(Left to right) David McMichael, Jenni Kaye, and Tanner Hadfield (photo by Renee Dominguez).

In the heart of Austin, a film-loving community is flourishing, bringing together enthusiasts, filmmakers and movie lovers alike. The Hyperreal Film Club, a nonprofit organization founded in 2016, has become a vibrant hub for showcasing local talent and celebrating independent cinema.

Co-founded by Tanner Hadfield, Jenni Kaye, and David McMichael, this group has evolved from its humble beginnings screening movies in the “spooky basement” of the now demolished Co-Lab Projects on Congress Avenue to now becoming Austin’s go-to destination for unique cinematic experiences.

The Hyperreal Film Club transcends the conventional film screening group — it’s a community-driven initiative dedicated to supporting local filmmakers and nurturing a passion for independent cinema. Emerging talents find a platform here, where weekly in-person events begin with a short film, music video, or video art submitted by a local filmmaker. The commitment to showcasing local creatives extends beyond live events, with original limited series podcasts, film reviews, and a digital zine that serves as an accessible archive on their website.

The Hyperreal Film Club and the Paramount Classic Film Series, with an introduction by Robert Rodriguez on October 22, 2023, at the Paramount Theatre. (Photo by Rachel Parker)

Fostering emerging talent and cult cinema

“We envision this as a place where young up-and-coming filmmakers and exciting voices can kind of get their start and get a lot of support at the very beginning of their filmmaking journey,” said McMichael.

Securing a residency at East Austin’s Hotel Vegas, the club presents weekly cult classics like “Crime Wave,” “Splendor,” and “Miracle Mile.” The experience includes engaging trivia, intermissions for refreshments and conversations, and the assurance that at least one of the founders will be present.
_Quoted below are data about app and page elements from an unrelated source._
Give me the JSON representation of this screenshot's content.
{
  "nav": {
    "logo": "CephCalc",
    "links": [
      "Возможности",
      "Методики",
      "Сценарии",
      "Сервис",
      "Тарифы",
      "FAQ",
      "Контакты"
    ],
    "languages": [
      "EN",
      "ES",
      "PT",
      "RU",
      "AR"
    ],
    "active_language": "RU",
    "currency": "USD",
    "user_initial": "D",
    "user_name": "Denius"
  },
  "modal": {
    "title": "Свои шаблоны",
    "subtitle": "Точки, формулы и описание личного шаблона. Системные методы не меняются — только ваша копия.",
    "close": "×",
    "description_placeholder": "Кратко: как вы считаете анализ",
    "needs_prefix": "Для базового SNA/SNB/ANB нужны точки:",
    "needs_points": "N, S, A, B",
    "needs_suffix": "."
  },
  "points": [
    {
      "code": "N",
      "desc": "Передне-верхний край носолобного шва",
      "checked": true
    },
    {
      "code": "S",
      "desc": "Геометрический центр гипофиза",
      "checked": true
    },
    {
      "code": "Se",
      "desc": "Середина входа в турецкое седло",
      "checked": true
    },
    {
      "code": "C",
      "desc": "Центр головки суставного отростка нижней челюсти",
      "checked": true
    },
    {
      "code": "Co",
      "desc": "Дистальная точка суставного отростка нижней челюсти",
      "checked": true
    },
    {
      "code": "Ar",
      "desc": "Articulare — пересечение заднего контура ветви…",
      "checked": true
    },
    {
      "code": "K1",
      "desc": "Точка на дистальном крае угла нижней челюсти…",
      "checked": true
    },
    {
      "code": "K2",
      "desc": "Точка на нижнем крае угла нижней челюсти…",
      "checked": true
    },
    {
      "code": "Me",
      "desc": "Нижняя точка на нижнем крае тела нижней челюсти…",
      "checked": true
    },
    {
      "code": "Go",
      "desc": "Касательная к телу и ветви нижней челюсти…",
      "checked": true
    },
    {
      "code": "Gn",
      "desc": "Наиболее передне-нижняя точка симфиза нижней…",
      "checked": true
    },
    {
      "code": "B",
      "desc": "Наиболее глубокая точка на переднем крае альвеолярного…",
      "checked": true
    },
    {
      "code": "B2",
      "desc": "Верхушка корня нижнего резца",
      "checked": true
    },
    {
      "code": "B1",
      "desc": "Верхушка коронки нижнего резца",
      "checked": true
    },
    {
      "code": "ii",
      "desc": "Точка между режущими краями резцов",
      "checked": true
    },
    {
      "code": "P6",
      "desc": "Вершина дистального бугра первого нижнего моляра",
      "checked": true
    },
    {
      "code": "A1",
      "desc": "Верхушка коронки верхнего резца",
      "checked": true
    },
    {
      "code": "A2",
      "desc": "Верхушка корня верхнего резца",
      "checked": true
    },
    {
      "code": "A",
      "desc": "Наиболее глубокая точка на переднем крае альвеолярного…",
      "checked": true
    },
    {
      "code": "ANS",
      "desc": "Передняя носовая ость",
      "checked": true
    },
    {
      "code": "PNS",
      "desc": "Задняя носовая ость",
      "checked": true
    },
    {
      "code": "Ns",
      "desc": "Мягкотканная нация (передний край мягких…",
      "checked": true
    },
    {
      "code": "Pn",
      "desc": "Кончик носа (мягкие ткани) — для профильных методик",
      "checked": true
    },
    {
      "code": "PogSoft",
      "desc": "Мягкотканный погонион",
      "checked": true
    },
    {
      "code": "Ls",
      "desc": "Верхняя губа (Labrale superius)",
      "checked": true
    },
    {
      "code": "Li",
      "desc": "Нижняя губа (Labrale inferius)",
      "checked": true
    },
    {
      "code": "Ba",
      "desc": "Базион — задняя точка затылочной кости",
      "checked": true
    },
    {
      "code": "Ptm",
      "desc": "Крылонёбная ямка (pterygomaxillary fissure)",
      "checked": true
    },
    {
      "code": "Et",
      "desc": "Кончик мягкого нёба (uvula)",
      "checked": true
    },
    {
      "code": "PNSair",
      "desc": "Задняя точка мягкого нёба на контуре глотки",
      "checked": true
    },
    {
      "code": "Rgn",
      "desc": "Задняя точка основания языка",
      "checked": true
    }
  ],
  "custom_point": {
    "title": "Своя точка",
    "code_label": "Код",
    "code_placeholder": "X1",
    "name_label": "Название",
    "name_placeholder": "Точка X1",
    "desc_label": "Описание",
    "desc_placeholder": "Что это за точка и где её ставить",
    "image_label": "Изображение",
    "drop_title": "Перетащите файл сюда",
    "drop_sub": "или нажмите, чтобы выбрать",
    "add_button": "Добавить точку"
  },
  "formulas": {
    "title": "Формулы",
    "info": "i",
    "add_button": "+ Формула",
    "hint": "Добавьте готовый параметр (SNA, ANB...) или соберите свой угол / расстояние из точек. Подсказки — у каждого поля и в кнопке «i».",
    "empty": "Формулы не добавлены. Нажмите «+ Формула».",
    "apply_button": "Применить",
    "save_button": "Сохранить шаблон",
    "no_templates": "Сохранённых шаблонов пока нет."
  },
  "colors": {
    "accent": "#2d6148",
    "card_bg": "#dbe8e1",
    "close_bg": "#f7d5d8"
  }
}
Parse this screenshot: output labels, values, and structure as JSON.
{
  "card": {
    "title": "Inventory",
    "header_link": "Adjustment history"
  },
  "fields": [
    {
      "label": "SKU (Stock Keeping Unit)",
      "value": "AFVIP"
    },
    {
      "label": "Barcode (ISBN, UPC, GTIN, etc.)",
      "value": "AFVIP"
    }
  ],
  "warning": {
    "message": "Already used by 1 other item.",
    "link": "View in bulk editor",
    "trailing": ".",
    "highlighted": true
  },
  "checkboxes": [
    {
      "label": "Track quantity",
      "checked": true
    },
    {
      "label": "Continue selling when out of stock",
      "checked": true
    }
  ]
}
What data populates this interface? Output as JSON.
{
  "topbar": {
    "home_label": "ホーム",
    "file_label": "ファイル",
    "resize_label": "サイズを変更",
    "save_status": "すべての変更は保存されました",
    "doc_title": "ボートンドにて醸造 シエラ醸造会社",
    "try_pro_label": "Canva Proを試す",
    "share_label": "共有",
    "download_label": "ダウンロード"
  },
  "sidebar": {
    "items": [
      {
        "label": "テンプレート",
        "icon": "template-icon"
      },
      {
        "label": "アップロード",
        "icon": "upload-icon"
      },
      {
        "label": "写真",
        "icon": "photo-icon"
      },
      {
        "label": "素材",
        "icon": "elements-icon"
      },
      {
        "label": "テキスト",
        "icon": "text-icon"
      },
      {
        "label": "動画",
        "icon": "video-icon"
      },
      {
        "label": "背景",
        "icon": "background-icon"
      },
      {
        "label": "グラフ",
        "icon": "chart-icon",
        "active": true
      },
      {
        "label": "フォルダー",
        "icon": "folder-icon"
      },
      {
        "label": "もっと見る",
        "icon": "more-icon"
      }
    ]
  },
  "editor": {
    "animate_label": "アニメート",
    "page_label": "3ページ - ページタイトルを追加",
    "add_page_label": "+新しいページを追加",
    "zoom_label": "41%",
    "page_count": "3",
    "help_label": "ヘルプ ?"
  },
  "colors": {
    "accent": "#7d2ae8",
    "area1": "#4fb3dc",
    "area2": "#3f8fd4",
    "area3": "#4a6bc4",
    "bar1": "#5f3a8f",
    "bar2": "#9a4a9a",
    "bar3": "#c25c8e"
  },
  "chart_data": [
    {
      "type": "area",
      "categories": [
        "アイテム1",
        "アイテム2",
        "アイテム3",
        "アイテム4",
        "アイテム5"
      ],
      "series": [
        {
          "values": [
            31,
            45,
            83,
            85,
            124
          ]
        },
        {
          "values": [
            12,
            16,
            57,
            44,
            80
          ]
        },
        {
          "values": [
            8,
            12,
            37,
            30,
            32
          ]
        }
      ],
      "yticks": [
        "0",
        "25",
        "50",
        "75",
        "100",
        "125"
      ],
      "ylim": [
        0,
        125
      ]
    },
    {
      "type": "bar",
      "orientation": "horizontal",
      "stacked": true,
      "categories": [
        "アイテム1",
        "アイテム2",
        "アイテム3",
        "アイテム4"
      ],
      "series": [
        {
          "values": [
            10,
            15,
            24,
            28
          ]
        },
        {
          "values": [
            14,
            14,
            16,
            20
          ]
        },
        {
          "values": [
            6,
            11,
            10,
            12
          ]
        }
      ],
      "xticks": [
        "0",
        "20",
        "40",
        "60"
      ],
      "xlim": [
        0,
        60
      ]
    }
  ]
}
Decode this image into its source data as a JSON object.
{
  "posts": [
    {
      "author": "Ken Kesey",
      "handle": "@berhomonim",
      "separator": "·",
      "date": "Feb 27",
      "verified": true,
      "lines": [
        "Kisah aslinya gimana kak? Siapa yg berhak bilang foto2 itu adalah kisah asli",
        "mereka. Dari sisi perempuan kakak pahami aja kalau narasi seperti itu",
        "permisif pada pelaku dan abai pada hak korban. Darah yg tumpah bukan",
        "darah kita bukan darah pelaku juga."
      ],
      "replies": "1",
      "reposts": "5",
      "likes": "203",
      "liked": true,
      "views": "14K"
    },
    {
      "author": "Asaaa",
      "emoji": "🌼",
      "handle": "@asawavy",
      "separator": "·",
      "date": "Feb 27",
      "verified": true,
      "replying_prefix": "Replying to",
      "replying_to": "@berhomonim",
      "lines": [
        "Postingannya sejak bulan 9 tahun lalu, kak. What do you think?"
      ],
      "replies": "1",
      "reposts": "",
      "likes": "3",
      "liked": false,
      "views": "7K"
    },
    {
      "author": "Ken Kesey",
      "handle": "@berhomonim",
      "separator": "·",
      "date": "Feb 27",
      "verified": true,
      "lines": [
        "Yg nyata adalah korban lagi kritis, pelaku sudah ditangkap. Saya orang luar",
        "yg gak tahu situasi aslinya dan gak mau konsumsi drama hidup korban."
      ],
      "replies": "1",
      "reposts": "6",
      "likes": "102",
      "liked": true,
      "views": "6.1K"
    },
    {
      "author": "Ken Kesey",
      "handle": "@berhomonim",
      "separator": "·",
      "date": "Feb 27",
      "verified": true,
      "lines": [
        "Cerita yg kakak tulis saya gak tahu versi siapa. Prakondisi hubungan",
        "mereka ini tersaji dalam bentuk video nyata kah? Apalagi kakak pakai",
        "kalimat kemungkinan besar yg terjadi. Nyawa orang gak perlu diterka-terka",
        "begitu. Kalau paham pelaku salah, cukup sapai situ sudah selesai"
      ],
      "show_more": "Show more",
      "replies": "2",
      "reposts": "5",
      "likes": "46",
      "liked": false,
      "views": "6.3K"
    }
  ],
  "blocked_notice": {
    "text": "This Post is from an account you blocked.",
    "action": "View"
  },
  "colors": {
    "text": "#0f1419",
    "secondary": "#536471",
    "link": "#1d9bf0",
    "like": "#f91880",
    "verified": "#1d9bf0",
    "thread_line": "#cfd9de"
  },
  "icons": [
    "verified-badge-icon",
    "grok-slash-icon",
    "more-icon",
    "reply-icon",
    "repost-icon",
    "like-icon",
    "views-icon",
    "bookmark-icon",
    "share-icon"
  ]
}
The club has also graced prestigious venues such as the Paramount Theatre, Elisabet Ney Museum, and Austin Film Festival, and has hosted various pop-up events.

“We’ve done 310 shows over the past seven-and-a-half years and had 30,000 people come out to screenings that we’ve put on during that time,” stated McMichael. “It’s wild to think about that many people being excited to come out to see some weird movies from the place where we started… showing movies in a basement.”

Hyperreal Film Club screening at Elisabet Ney Museum (photo by Dawson Turner).

Preserving Austin’s creative essence

Looking ahead, Kaye shared that the organization has ambitious plans to open a microcinema in Austin this year, in an effort to take the same energy they bring to their events to a more permanent space as they engage with their community in Austin.

As Austin continues to grow, the Hyperreal Film Club sees its role as a crucial one in preserving the city’s unique creative spirit.

“So many creative filmmakers have come out of this city, and as Austin continues to grow, we need to make sure that we still have structures in place to support new voices and keep them creating in Austin so we don’t lose the specialness of why so many people have moved here,” explained Kaye.

There’s just no real on-ramp for getting your work seen by an engaged audience who’s there to see it and is going to participate and give you feedback live,” said Hadfield, echoing this commitment to supporting emerging voices. “It’s almost impossible these days so that’s really cool to provide for people.”

While Hyperreal Film Club welcomes everyone to their screenings, typically priced at $5 to $10, they also extend membership perks to those seeking discounts on screenings and access to their Discord server. Embodying a mission that champions the strength of community, the club is dedicated to nurturing creativity, uplifting local talent, and safeguarding the essence of independent cinema within Austin’s dynamic landscape. As they continue to carve their path, the club remains a beacon for filmmakers seeking a supportive community and audiences eager to explore the diverse world of cinema within the city.